- [THE TASK]: Your answer must be the full listing, reproduced exactly, minus any pictures.

- [SOURCE INFORMATION]:

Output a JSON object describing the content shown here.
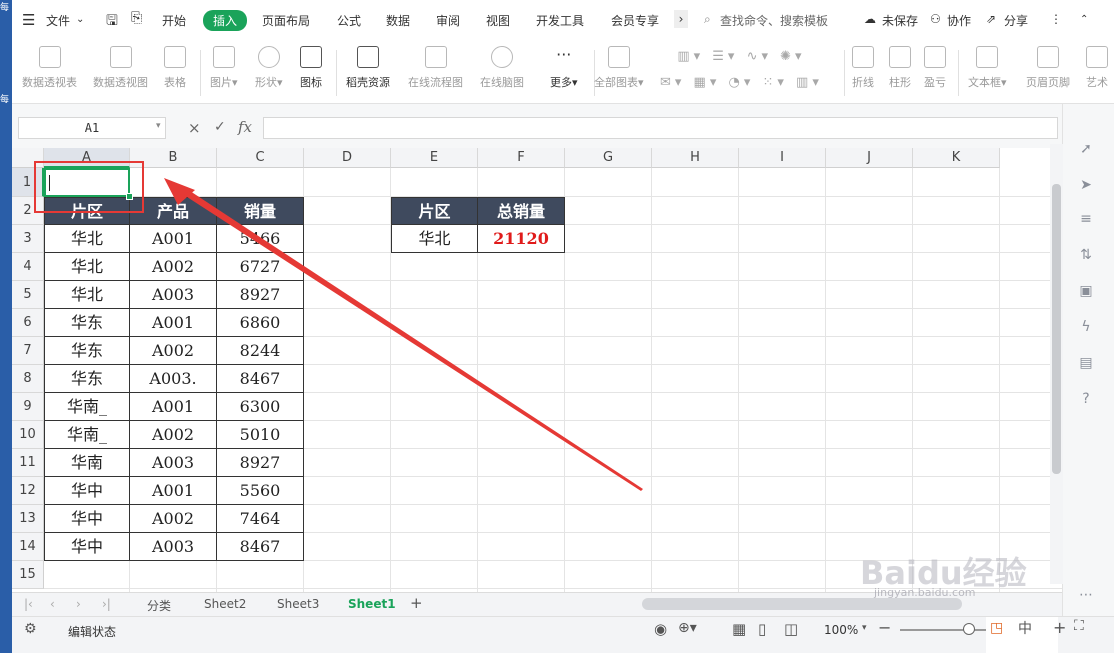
{
  "desktop": {
    "glyph_top": "每",
    "glyph_bottom": "每"
  },
  "menu": {
    "file": "文件",
    "items": [
      "开始",
      "插入",
      "页面布局",
      "公式",
      "数据",
      "审阅",
      "视图",
      "开发工具",
      "会员专享"
    ],
    "active_index": 1,
    "search": "查找命令、搜索模板",
    "unsaved": "未保存",
    "collab": "协作",
    "share": "分享"
  },
  "ribbon": {
    "buttons": [
      "数据透视表",
      "数据透视图",
      "表格",
      "图片",
      "形状",
      "图标",
      "稻壳资源",
      "在线流程图",
      "在线脑图",
      "更多",
      "全部图表",
      "折线",
      "柱形",
      "盈亏",
      "文本框",
      "页眉页脚",
      "艺术"
    ]
  },
  "formula": {
    "cell_ref": "A1",
    "fx": "fx",
    "cancel": "×",
    "confirm": "✓",
    "value": ""
  },
  "grid": {
    "columns": [
      "A",
      "B",
      "C",
      "D",
      "E",
      "F",
      "G",
      "H",
      "I",
      "J",
      "K"
    ],
    "rows": [
      "1",
      "2",
      "3",
      "4",
      "5",
      "6",
      "7",
      "8",
      "9",
      "10",
      "11",
      "12",
      "13",
      "14",
      "15"
    ],
    "table_headers": [
      "片区",
      "产品",
      "销量"
    ],
    "table_rows": [
      [
        "华北",
        "A001",
        "5466"
      ],
      [
        "华北",
        "A002",
        "6727"
      ],
      [
        "华北",
        "A003",
        "8927"
      ],
      [
        "华东",
        "A001",
        "6860"
      ],
      [
        "华东",
        "A002",
        "8244"
      ],
      [
        "华东",
        "A003.",
        "8467"
      ],
      [
        "华南_",
        "A001",
        "6300"
      ],
      [
        "华南_",
        "A002",
        "5010"
      ],
      [
        "华南",
        "A003",
        "8927"
      ],
      [
        "华中",
        "A001",
        "5560"
      ],
      [
        "华中",
        "A002",
        "7464"
      ],
      [
        "华中",
        "A003",
        "8467"
      ]
    ],
    "summary_headers": [
      "片区",
      "总销量"
    ],
    "summary_region": "华北",
    "summary_total": "21120",
    "summary_color": "#e01b1b",
    "annotation_color": "#e53935"
  },
  "sheets": {
    "tabs": [
      "分类",
      "Sheet2",
      "Sheet3",
      "Sheet1"
    ],
    "active": "Sheet1",
    "add": "+"
  },
  "status": {
    "mode": "编辑状态",
    "zoom": "100%"
  },
  "watermark": {
    "brand": "Baidu经验",
    "url": "jingyan.baidu.com"
  }
}
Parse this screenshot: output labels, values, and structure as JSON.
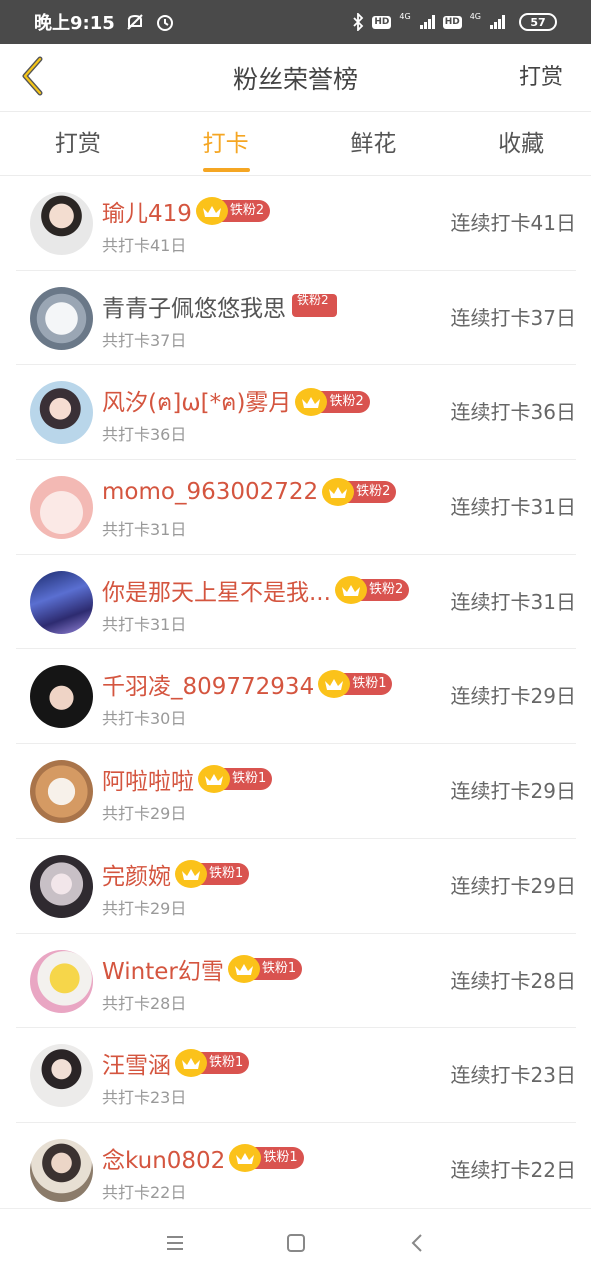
{
  "status_bar": {
    "time": "晚上9:15",
    "network_left": "4G",
    "network_right": "4G",
    "hd_left": "HD",
    "hd_right": "HD",
    "battery": "57",
    "icons": [
      "mute-icon",
      "alarm-icon",
      "bluetooth-icon",
      "signal-icon",
      "battery-icon"
    ]
  },
  "header": {
    "title": "粉丝荣誉榜",
    "action": "打赏",
    "back_icon": "chevron-left-icon",
    "accent": "#f5a623"
  },
  "tabs": [
    {
      "label": "打赏",
      "active": false
    },
    {
      "label": "打卡",
      "active": true
    },
    {
      "label": "鲜花",
      "active": false
    },
    {
      "label": "收藏",
      "active": false
    }
  ],
  "list": [
    {
      "name": "瑜儿419",
      "badge": "铁粉2",
      "total": "共打卡41日",
      "streak": "连续打卡41日"
    },
    {
      "name": "青青子佩悠悠我思",
      "badge": "铁粉2",
      "total": "共打卡37日",
      "streak": "连续打卡37日"
    },
    {
      "name": "风汐(ฅ]ω[*ฅ)雾月",
      "badge": "铁粉2",
      "total": "共打卡36日",
      "streak": "连续打卡36日"
    },
    {
      "name": "momo_963002722",
      "badge": "铁粉2",
      "total": "共打卡31日",
      "streak": "连续打卡31日"
    },
    {
      "name": "你是那天上星不是我...",
      "badge": "铁粉2",
      "total": "共打卡31日",
      "streak": "连续打卡31日"
    },
    {
      "name": "千羽凌_809772934",
      "badge": "铁粉1",
      "total": "共打卡30日",
      "streak": "连续打卡29日"
    },
    {
      "name": "阿啦啦啦",
      "badge": "铁粉1",
      "total": "共打卡29日",
      "streak": "连续打卡29日"
    },
    {
      "name": "完颜婉",
      "badge": "铁粉1",
      "total": "共打卡29日",
      "streak": "连续打卡29日"
    },
    {
      "name": "Winter幻雪",
      "badge": "铁粉1",
      "total": "共打卡28日",
      "streak": "连续打卡28日"
    },
    {
      "name": "汪雪涵",
      "badge": "铁粉1",
      "total": "共打卡23日",
      "streak": "连续打卡23日"
    },
    {
      "name": "念kun0802",
      "badge": "铁粉1",
      "total": "共打卡22日",
      "streak": "连续打卡22日"
    }
  ],
  "colors": {
    "name": "#d4553f",
    "badge_bg": "#d9534f",
    "crown": "#fbc21a"
  },
  "nav": [
    "menu-icon",
    "home-icon",
    "back-icon"
  ]
}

- [ANSWER SPACE]:
Output a JSON object describing the content shown here.
{
  "desktop": {
    "glyph_top": "每",
    "glyph_bottom": "每"
  },
  "menu": {
    "file": "文件",
    "items": [
      "开始",
      "插入",
      "页面布局",
      "公式",
      "数据",
      "审阅",
      "视图",
      "开发工具",
      "会员专享"
    ],
    "active_index": 1,
    "search": "查找命令、搜索模板",
    "unsaved": "未保存",
    "collab": "协作",
    "share": "分享"
  },
  "ribbon": {
    "buttons": [
      "数据透视表",
      "数据透视图",
      "表格",
      "图片",
      "形状",
      "图标",
      "稻壳资源",
      "在线流程图",
      "在线脑图",
      "更多",
      "全部图表",
      "折线",
      "柱形",
      "盈亏",
      "文本框",
      "页眉页脚",
      "艺术"
    ]
  },
  "formula": {
    "cell_ref": "A1",
    "fx": "fx",
    "cancel": "×",
    "confirm": "✓",
    "value": ""
  },
  "grid": {
    "columns": [
      "A",
      "B",
      "C",
      "D",
      "E",
      "F",
      "G",
      "H",
      "I",
      "J",
      "K"
    ],
    "rows": [
      "1",
      "2",
      "3",
      "4",
      "5",
      "6",
      "7",
      "8",
      "9",
      "10",
      "11",
      "12",
      "13",
      "14",
      "15"
    ],
    "table_headers": [
      "片区",
      "产品",
      "销量"
    ],
    "table_rows": [
      [
        "华北",
        "A001",
        "5466"
      ],
      [
        "华北",
        "A002",
        "6727"
      ],
      [
        "华北",
        "A003",
        "8927"
      ],
      [
        "华东",
        "A001",
        "6860"
      ],
      [
        "华东",
        "A002",
        "8244"
      ],
      [
        "华东",
        "A003.",
        "8467"
      ],
      [
        "华南_",
        "A001",
        "6300"
      ],
      [
        "华南_",
        "A002",
        "5010"
      ],
      [
        "华南",
        "A003",
        "8927"
      ],
      [
        "华中",
        "A001",
        "5560"
      ],
      [
        "华中",
        "A002",
        "7464"
      ],
      [
        "华中",
        "A003",
        "8467"
      ]
    ],
    "summary_headers": [
      "片区",
      "总销量"
    ],
    "summary_region": "华北",
    "summary_total": "21120",
    "summary_color": "#e01b1b",
    "annotation_color": "#e53935"
  },
  "sheets": {
    "tabs": [
      "分类",
      "Sheet2",
      "Sheet3",
      "Sheet1"
    ],
    "active": "Sheet1",
    "add": "+"
  },
  "status": {
    "mode": "编辑状态",
    "zoom": "100%"
  },
  "watermark": {
    "brand": "Baidu经验",
    "url": "jingyan.baidu.com"
  }
}
Parse this screenshot: output labels, values, and structure as JSON.
{
  "status_bar": {
    "time": "晚上9:15",
    "network_left": "4G",
    "network_right": "4G",
    "hd_left": "HD",
    "hd_right": "HD",
    "battery": "57",
    "icons": [
      "mute-icon",
      "alarm-icon",
      "bluetooth-icon",
      "signal-icon",
      "battery-icon"
    ]
  },
  "header": {
    "title": "粉丝荣誉榜",
    "action": "打赏",
    "back_icon": "chevron-left-icon",
    "accent": "#f5a623"
  },
  "tabs": [
    {
      "label": "打赏",
      "active": false
    },
    {
      "label": "打卡",
      "active": true
    },
    {
      "label": "鲜花",
      "active": false
    },
    {
      "label": "收藏",
      "active": false
    }
  ],
  "list": [
    {
      "name": "瑜儿419",
      "badge": "铁粉2",
      "total": "共打卡41日",
      "streak": "连续打卡41日"
    },
    {
      "name": "青青子佩悠悠我思",
      "badge": "铁粉2",
      "total": "共打卡37日",
      "streak": "连续打卡37日"
    },
    {
      "name": "风汐(ฅ]ω[*ฅ)雾月",
      "badge": "铁粉2",
      "total": "共打卡36日",
      "streak": "连续打卡36日"
    },
    {
      "name": "momo_963002722",
      "badge": "铁粉2",
      "total": "共打卡31日",
      "streak": "连续打卡31日"
    },
    {
      "name": "你是那天上星不是我...",
      "badge": "铁粉2",
      "total": "共打卡31日",
      "streak": "连续打卡31日"
    },
    {
      "name": "千羽凌_809772934",
      "badge": "铁粉1",
      "total": "共打卡30日",
      "streak": "连续打卡29日"
    },
    {
      "name": "阿啦啦啦",
      "badge": "铁粉1",
      "total": "共打卡29日",
      "streak": "连续打卡29日"
    },
    {
      "name": "完颜婉",
      "badge": "铁粉1",
      "total": "共打卡29日",
      "streak": "连续打卡29日"
    },
    {
      "name": "Winter幻雪",
      "badge": "铁粉1",
      "total": "共打卡28日",
      "streak": "连续打卡28日"
    },
    {
      "name": "汪雪涵",
      "badge": "铁粉1",
      "total": "共打卡23日",
      "streak": "连续打卡23日"
    },
    {
      "name": "念kun0802",
      "badge": "铁粉1",
      "total": "共打卡22日",
      "streak": "连续打卡22日"
    }
  ],
  "colors": {
    "name": "#d4553f",
    "badge_bg": "#d9534f",
    "crown": "#fbc21a"
  },
  "nav": [
    "menu-icon",
    "home-icon",
    "back-icon"
  ]
}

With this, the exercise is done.